= Activity =
Show every line of the data that includes the word "label".

━━━ Data to examine ━━━

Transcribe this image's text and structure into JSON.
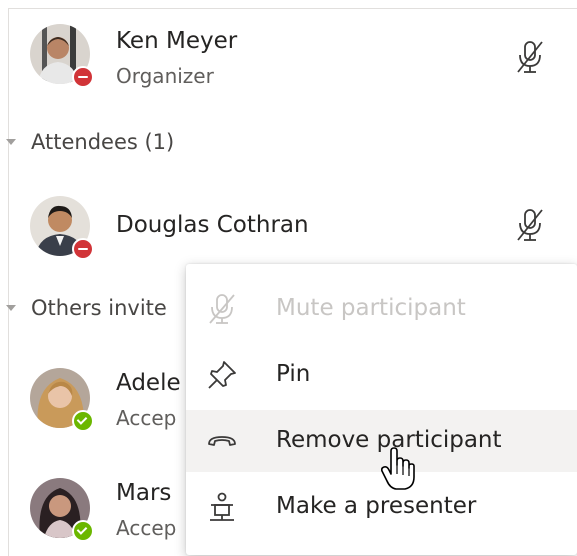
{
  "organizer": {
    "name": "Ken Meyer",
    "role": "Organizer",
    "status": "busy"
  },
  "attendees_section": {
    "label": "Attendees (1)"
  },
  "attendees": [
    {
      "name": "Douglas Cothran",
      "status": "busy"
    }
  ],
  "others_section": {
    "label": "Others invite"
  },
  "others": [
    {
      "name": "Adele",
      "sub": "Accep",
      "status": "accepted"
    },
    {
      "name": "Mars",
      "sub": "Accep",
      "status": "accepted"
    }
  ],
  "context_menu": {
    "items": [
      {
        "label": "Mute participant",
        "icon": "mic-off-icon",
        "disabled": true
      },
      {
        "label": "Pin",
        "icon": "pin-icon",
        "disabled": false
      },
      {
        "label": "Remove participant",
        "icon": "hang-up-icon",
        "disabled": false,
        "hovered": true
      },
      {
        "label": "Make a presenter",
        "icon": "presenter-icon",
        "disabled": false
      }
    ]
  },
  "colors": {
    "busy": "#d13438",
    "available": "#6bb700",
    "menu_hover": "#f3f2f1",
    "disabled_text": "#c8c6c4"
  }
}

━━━

= Finished task =
    "label": "Attendees (1)"
    "label": "Others invite"
        "label": "Mute participant",
        "label": "Pin",
        "label": "Remove participant",
        "label": "Make a presenter",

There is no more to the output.